A few days ago the Minster of State for Climate Change, Mr Greg Barker, made an announcement on the Renewable Heat Incentive. I was going to write about it, but instead of an essay, I thought that I would add a commentary on the Minister’s statement. I have therefore set out the statement and my comments, and I hope that the Minister can find time to read them and take account of them.
“The Renewable Heat Incentive (RHI) is the first of its kind in the world and provides long term support for renewable heat technologies such as heat pumps, biomass boilers and solar thermal panels.”
The Renewable Heat Incentive may be the first of its kind but like nuclear fusion exists as a concept, when it comes to its application on residential homes, which is the major part of the of where the emissions are created and where the incentive is needed.
“On 26 March 2012 I reaffirmed Government’s commitment to growing the UK market for renewable heat technologies by announcing further support for the domestic sector under a second phase of the Renewable Heat Premium Payment Scheme (RHPP).”
Weasel words indeed. The alleged reaffirmation comprised merely of saying that the residential RHI would come into full operation now three years after this “world’s first” incentive was announced (instead of two years), on uncertain terms.
“At the same time I set out our delivery timetable for providing longer term support for households,”
Not quite true, Mr Barker. You did not set out the delivery timetable but extended it!
“expanding the non-domestic scheme and transparent plans for staying within our budget for this year.”
There was no expansion of significance and the public and solar thermal industry still do not know what the actual yearly incentive will be! That is lack of clarity, not transparency.
“I am pleased to report that we are on track to meet the RHI delivery timetable and have met our first milestone.”
I do not understand what milestone has been met. Can Mr Barker explain what it is because as far as I can see he has simply pushed the milestone further down the road and then run backwards.
“In March we consulted on a mechanism for more effectively managing the RHI budget in the short term. Today, I am pleased to publish our response which will ensure we have a stand-by budget management mechanism in place this summer, enabling the sustainability of the scheme by allowing us to keep within the budgetary limits set by the Comprehensive Spending Review (CSR). Further, I can confirm that we are on track to consult on longer term proposals in July 2012 as planned.”
This is re-arranging the deckchairs stuff. The mechanism to ensure that the RHI will be kept within budget will be in place (a) nine months before the RHI for residential homes will take effect and (b) for the rest of the RHI at a time when there is not much take up of the RHI. Over spend is not a present worry. The lack of incentive being predictable and available now is by far the most important issue.
To ensure the supply chain can be maintained with the available funds in this spending review period, we have set an upper limit of £70m for 2012/13. However, it is important to note that the funding amounts announced in the spending review for 2013/14 and 2014/15 are unchanged.
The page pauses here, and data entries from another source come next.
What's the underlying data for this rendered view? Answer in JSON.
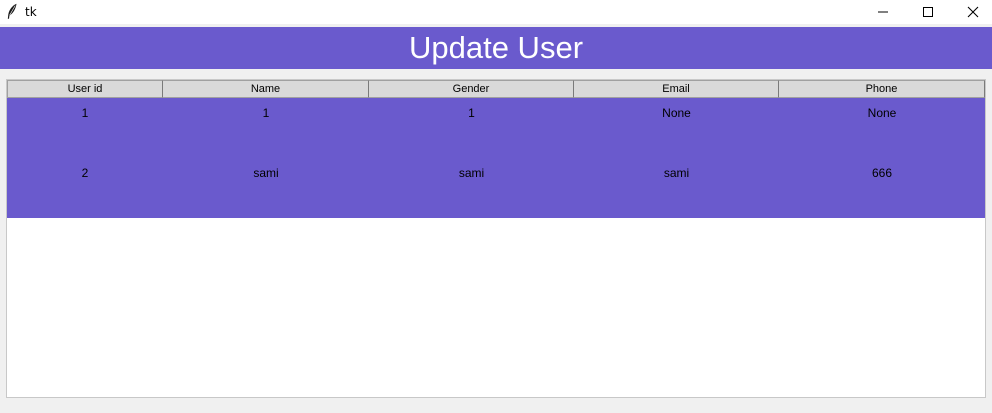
{
  "window": {
    "title": "tk",
    "controls": [
      "minimize-icon",
      "maximize-icon",
      "close-icon"
    ]
  },
  "banner": {
    "title": "Update User",
    "background": "#6a5acd",
    "text_color": "#ffffff"
  },
  "table": {
    "columns": [
      "User id",
      "Name",
      "Gender",
      "Email",
      "Phone"
    ],
    "rows": [
      [
        "1",
        "1",
        "1",
        "None",
        "None"
      ],
      [
        "2",
        "sami",
        "sami",
        "sami",
        "666"
      ]
    ],
    "row_background": "#6a5acd"
  }
}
The supply chain in the solar thermal industry lost faith with anything that DECC published some time ago. The supply chain has had any certainty while there is uncertainty as to what incentive the supply chain cannot plan. On a small business level, a qualified installer will have had to renew his or her MCPS qualification for two consecutive years without having any business income from that qualification.
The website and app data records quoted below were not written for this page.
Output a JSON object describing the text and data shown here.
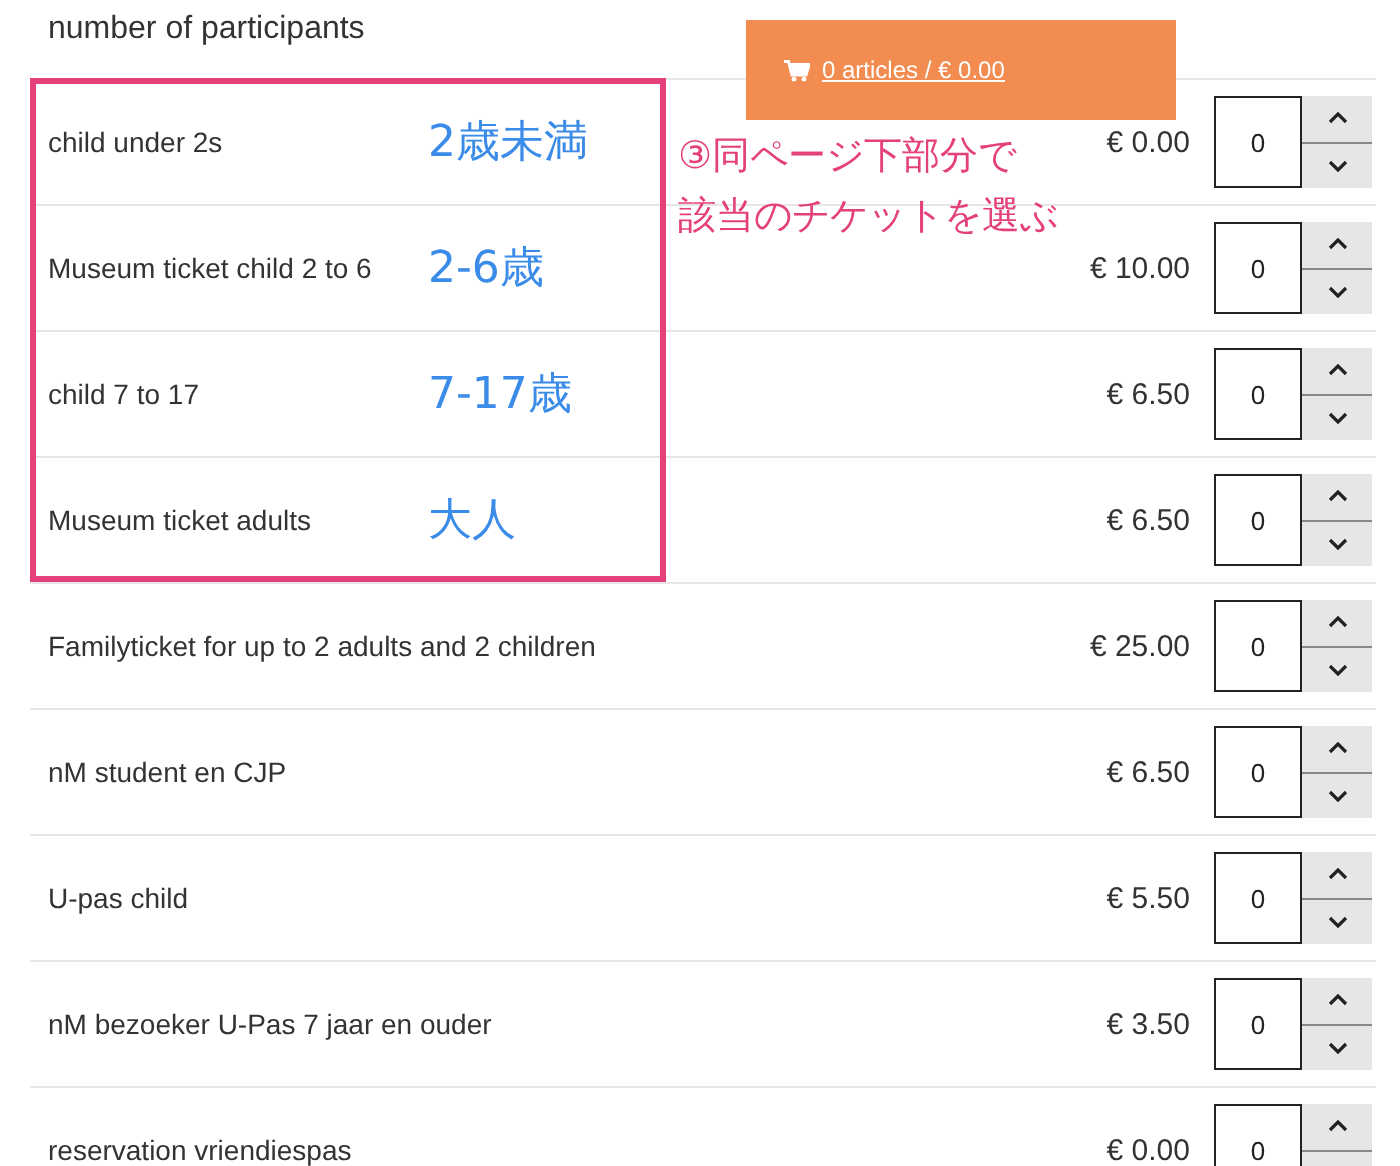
{
  "heading": "number of participants",
  "cart": {
    "label": "0 articles / € 0.00"
  },
  "instruction": {
    "lines": [
      "③同ページ下部分で",
      "該当のチケットを選ぶ"
    ]
  },
  "highlighted_rows": [
    {
      "label": "child under 2s",
      "note": "2歳未満",
      "price": "€ 0.00",
      "quantity": "0"
    },
    {
      "label": "Museum ticket child 2 to 6",
      "note": "2-6歳",
      "price": "€ 10.00",
      "quantity": "0"
    },
    {
      "label": "child 7 to 17",
      "note": "7-17歳",
      "price": "€ 6.50",
      "quantity": "0"
    },
    {
      "label": "Museum ticket adults",
      "note": "大人",
      "price": "€ 6.50",
      "quantity": "0"
    }
  ],
  "rows": [
    {
      "label": "Familyticket for up to 2 adults and 2 children",
      "price": "€ 25.00",
      "quantity": "0"
    },
    {
      "label": "nM student en CJP",
      "price": "€ 6.50",
      "quantity": "0"
    },
    {
      "label": "U-pas child",
      "price": "€ 5.50",
      "quantity": "0"
    },
    {
      "label": "nM bezoeker U-Pas 7 jaar en ouder",
      "price": "€ 3.50",
      "quantity": "0"
    },
    {
      "label": "reservation vriendiespas",
      "price": "€ 0.00",
      "quantity": "0"
    }
  ]
}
The upper limit of £70m ensures that the 2013/14 budget of £251m would be enough to pay for existing installations and new installations, were the 2012/13 limit to be reached. A higher limit for 2012/13 would leave insufficient funds available in the following year for new installations and therefore could be very damaging to the renewable heat industry.
Agreed but by then will there be a solar thermal industry left in the UK to damage?
In the event of having to use the stand-by mechanism, a notice period of one week would allow for a much higher trigger point for suspension of the scheme (£67.9m, 97% of the £70m limit) compared with one months’ notice (£56m, 80% of the £70m limit) and would also reduce the chances of scheme suspension being triggered unnecessarily.
Probably the least important thing about the RHI.
We recognise the need to provide comprehensive information on current and forecast scheme expenditure and make it publically available. To do this we will provide a weekly information update on our website, tracking our committed expenditure. If required we will also provide an estimated date of suspension prior to the formal notice period, in the event of an unexpected surge in uptake such that suspension is likely to be triggered.
This will be helpful if the world’s first renewable heat incentive is ever fully implemented.
I would like to thank all those people who helped us develop these plans. I can confirm that after careful consideration, should we need to use the stand-by mechanism, this will be done when the spend in 2012/13 is forecast to reach £67.9m with a formal notification period of one week. Given current uptake figures, we do not currently envisage having to use this mechanism. However, we have learnt from our previous experiences and want to provide assurances to the market and the public that we are spending money on the RHI in a sustainable way.
There is no sign that they have learnt from previous errors, but are repeating them.
Government remains committed to the deployment of renewable heat and as such we are continuously looking at innovative ways of supporting it across all sectors.
I simply do not believe this.
Filed under: climate change | Tagged: climate, genersys, renewable heat incentive, RHI, solar panels, solar thermal, solar water heating | 1 Comment »